bibliographies (7)
authors year title journal citation
Acerbi G. 1825 Delle viti italiane, ossia materiali per servire alla classificazione, monografica e sinonimia, preceduti dal tentativo di una classificazione delle viti. Vol. I -Ed. G. Silvestri - Milano
Breviglieri N., Casini E., Mazzei A., ZappalĂ  A. 1965 Ansonica Ministero dell’Agricoltura e delle Foreste - Principali vitigni da vino coltivati in Italia - Volume III
Cupani F. 1696 Hortus Catholicus Napoli
Mendola, A. 1868 Estratto dal catalogo generale della collezione di viti italiane e straniere radunate in Favara Tip. Parrino e Carini, Favara (AG). Annali di Viticoltura e di Enol., vol. II, 1874.
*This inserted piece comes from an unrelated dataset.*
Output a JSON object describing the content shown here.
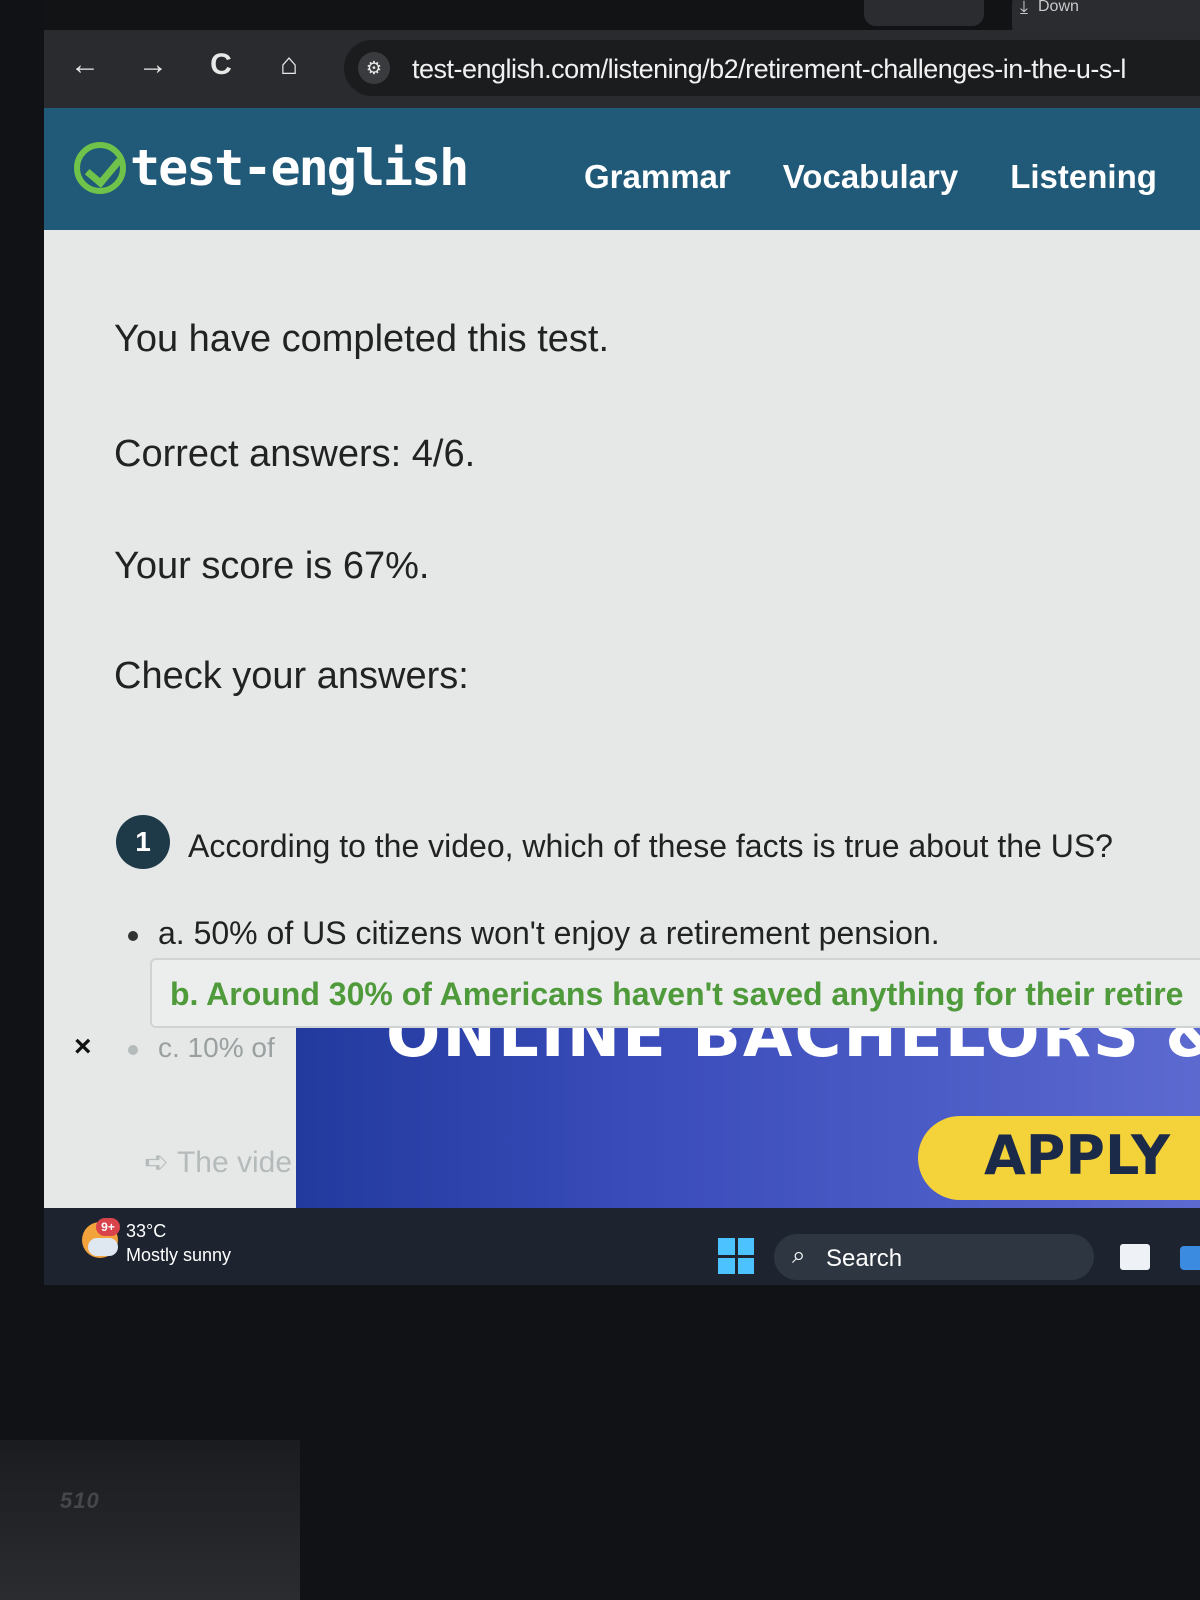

Nicolosi, A. 1869 Trenta varietà di vitigni siciliani Giornale Industriale Italiano, Forlì
Paulsen, F. 1904 Inzolia In Viala et Vermorel, Ampélographie - tom. VI, Paris: 229-230
Scalabrelli G., Ferroni, F., D’Onofrio C., Borgo M., Porro D., Stefanini M. 2012 La selezione clonale del vitigno Ansonica in Toscana. Italus Hortus, 3/5: 451-455
updated at 2018-11-15 12:33:13 (5 years ago)